Since its inception, EAC has supported 80 projects in 53 countries including in Angola; Bangladesh; Benin; Burkina Faso; Brazil; Cambodia; Cameroon; Chad; Colombia; Comoros; Cote d'Ivoire; The Democratic Republic of Congo; East Timor; Ethiopia; Ghana; Guinée Bissau; Haiti; India; Indonesia; Iran; Iraq; Jordan; Kenya; Lao PDR; Lebanon; Liberia; Madagascar; Malawi; Malaysia; Mali; Mexico; Myanmar; Nepal; Nigeria; Niger; Pakistan; Philippines; Rwanda; Senegal; Sierra Leone; Somalia; South Africa; S. Sudan; Sudan; Syria; Tanzania; Thailand; Togo; Turkey; Uganda; Vietnam; Yemen; and Zambia.
UNESCO estimates that there are over 59 million OOSC of primary school age around the world, many of whom live in communities where EAC is active. These include:
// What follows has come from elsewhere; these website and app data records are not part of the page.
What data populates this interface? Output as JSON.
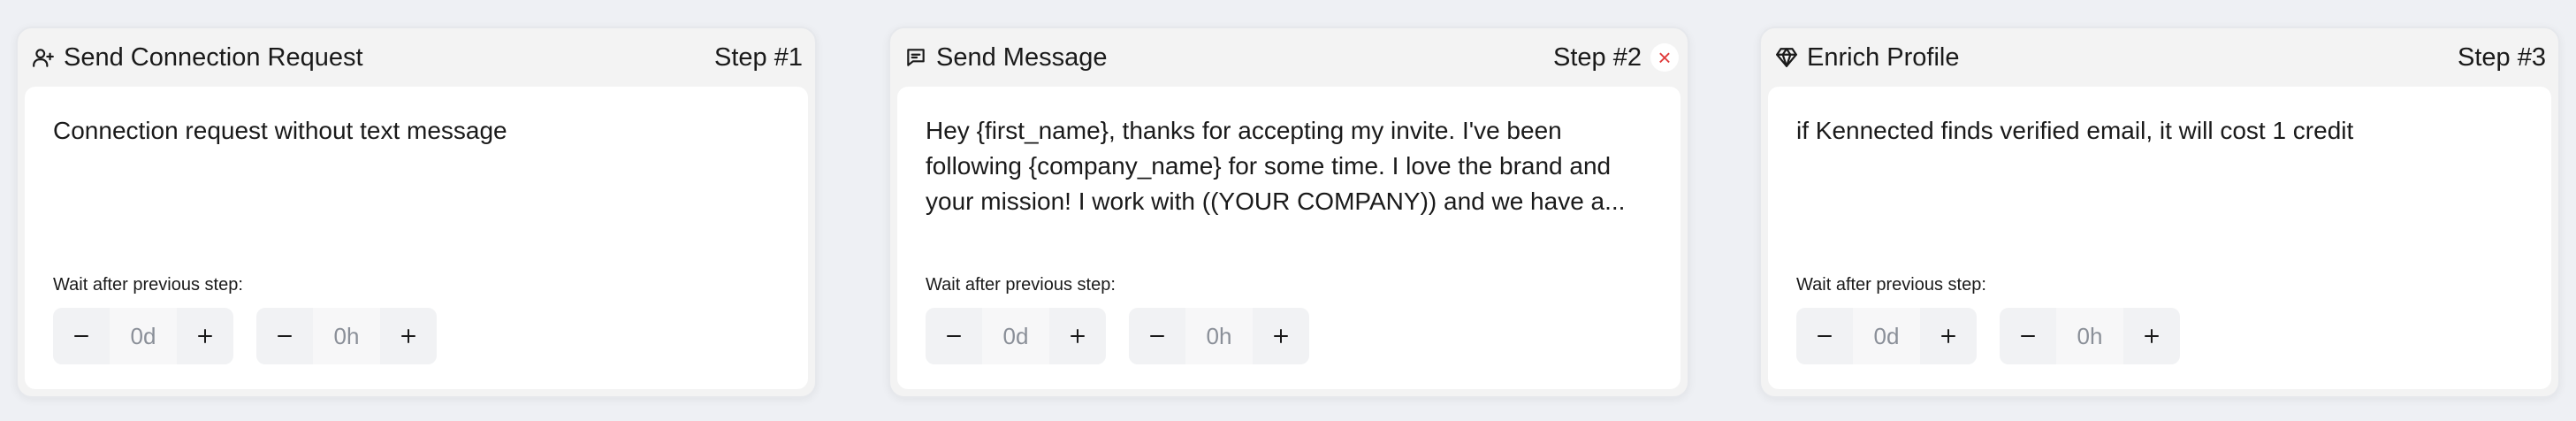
{
  "steps": [
    {
      "title": "Send Connection Request",
      "icon": "user-plus-icon",
      "step_label": "Step #1",
      "message": "Connection request without text message",
      "wait_label": "Wait after previous step:",
      "days_placeholder": "0d",
      "hours_placeholder": "0h"
    },
    {
      "title": "Send Message",
      "icon": "message-icon",
      "step_label": "Step #2",
      "close_symbol": "×",
      "message": "Hey {first_name}, thanks for accepting my invite. I've been following {company_name} for some time. I love the brand and your mission! I work with ((YOUR COMPANY)) and we have a...",
      "wait_label": "Wait after previous step:",
      "days_placeholder": "0d",
      "hours_placeholder": "0h"
    },
    {
      "title": "Enrich Profile",
      "icon": "gem-icon",
      "step_label": "Step #3",
      "message": "if Kennected finds verified email, it will cost 1 credit",
      "wait_label": "Wait after previous step:",
      "days_placeholder": "0d",
      "hours_placeholder": "0h"
    }
  ],
  "colors": {
    "page_bg": "#eef0f4",
    "card_header_bg": "#f3f3f3",
    "card_body_bg": "#ffffff",
    "stepper_bg": "#f1f2f4",
    "close_red": "#e03b3b",
    "placeholder_gray": "#8a8f98"
  }
}
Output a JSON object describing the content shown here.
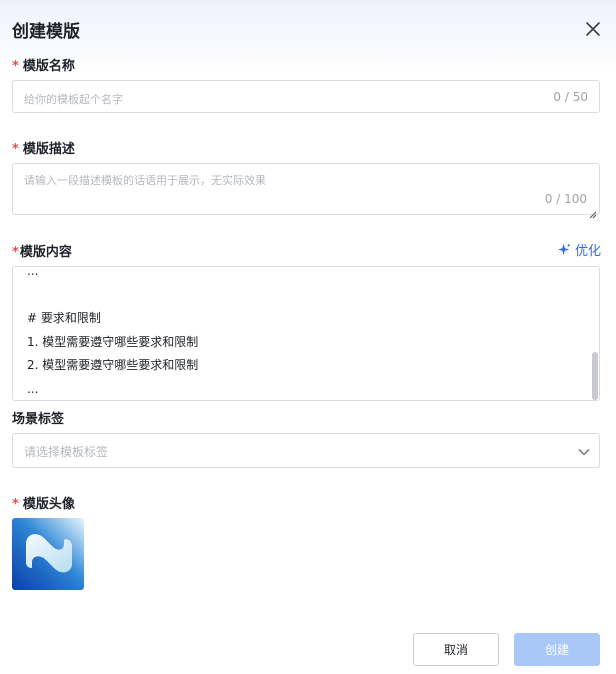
{
  "dialog": {
    "title": "创建模版"
  },
  "fields": {
    "name": {
      "label": "模版名称",
      "required_mark": "*",
      "placeholder": "给你的模板起个名字",
      "counter": "0 / 50"
    },
    "description": {
      "label": "模版描述",
      "required_mark": "*",
      "placeholder": "请输入一段描述模板的话语用于展示，无实际效果",
      "counter": "0 / 100"
    },
    "content": {
      "label": "模版内容",
      "required_mark": "*",
      "optimize_label": "优化",
      "lines": [
        "...",
        "",
        "# 要求和限制",
        "1. 模型需要遵守哪些要求和限制",
        "2. 模型需要遵守哪些要求和限制",
        "..."
      ]
    },
    "scene_tag": {
      "label": "场景标签",
      "placeholder": "请选择模板标签"
    },
    "avatar": {
      "label": "模版头像",
      "required_mark": "*"
    }
  },
  "footer": {
    "cancel_label": "取消",
    "create_label": "创建"
  },
  "colors": {
    "required": "#f54a45",
    "accent": "#2f6ee6",
    "create_disabled": "#a9c7f8"
  },
  "icons": {
    "close": "close-icon",
    "optimize": "sparkle-icon",
    "dropdown": "chevron-down-icon"
  }
}
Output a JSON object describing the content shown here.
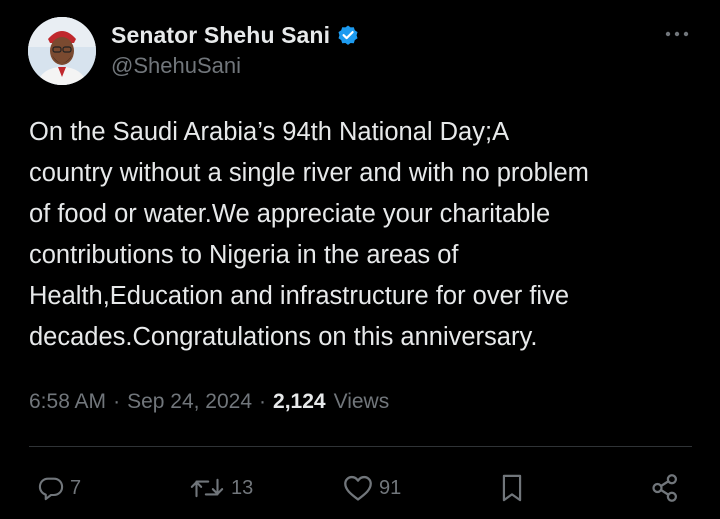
{
  "author": {
    "display_name": "Senator Shehu Sani",
    "handle": "@ShehuSani",
    "verified_color": "#1d9bf0"
  },
  "tweet": {
    "text": "On the Saudi Arabia’s  94th National Day;A\ncountry without a single river and with no problem\nof food or water.We appreciate your charitable\ncontributions to Nigeria in the areas of\nHealth,Education and infrastructure for over five\ndecades.Congratulations on this anniversary.",
    "time": "6:58 AM",
    "separator": "·",
    "date": "Sep 24, 2024",
    "views_count": "2,124",
    "views_label": "Views"
  },
  "actions": {
    "reply": {
      "icon": "reply-icon",
      "count": "7"
    },
    "retweet": {
      "icon": "retweet-icon",
      "count": "13"
    },
    "like": {
      "icon": "heart-icon",
      "count": "91"
    },
    "bookmark": {
      "icon": "bookmark-icon"
    },
    "share": {
      "icon": "share-icon"
    }
  },
  "colors": {
    "background": "#000000",
    "text_primary": "#e7e9ea",
    "text_secondary": "#71767b",
    "divider": "#2f3336",
    "accent": "#1d9bf0"
  }
}
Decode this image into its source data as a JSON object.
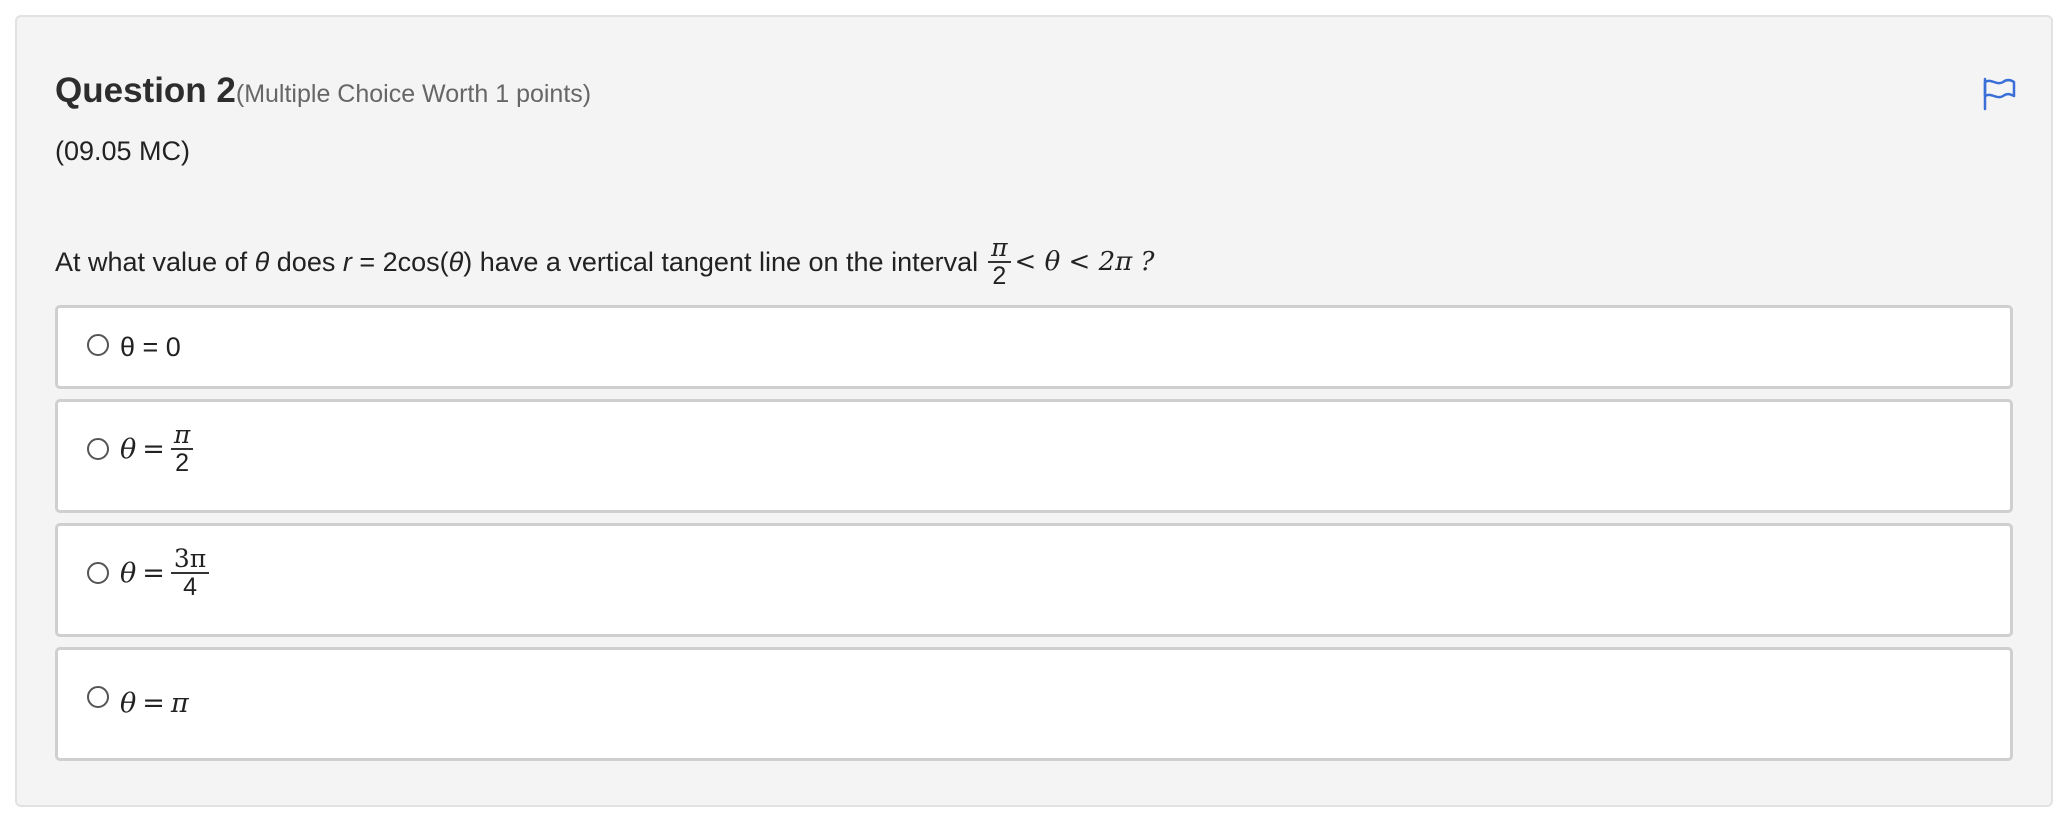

- Children living in severe poverty and who are often pressured into working instead of going to school in Haiti.
- Children living in rural remote areas far from schooling facilities, such as nomadic populations in Mali.
- Children living in areas where the natural environment is challenging, such as the flood plains of Bangladesh.
- Children, including refugees and IDPs (Internally Displaced Persons) living in conflict-affected areas where traditional schools cannot operate, such as Syria and Yemen.
- Children living in densely populated urban areas where schools may be overcrowded and dangerous, such as the favelas of Rio de Janeiro, Brazil.
Our Way Forward
Under its long-term target of reaching 10.4 million OOSC (Out of School Children), EAC has committed to engage an additional 1 million children each year through its projects and initiatives. EAC’s Zero Out of School Children Strategy (ZERO), launched in 2019, aims to mobilise a global effort to reduce the number of small but consistent pockets of OOSC populations in select countries to zero. By working with partner countries that have demonstrated their commitment to attaining Universal Primary Education (UPE) for every child, the Strategy ensures access to quality education for their remaining and hardest-to-reach primary OOSC.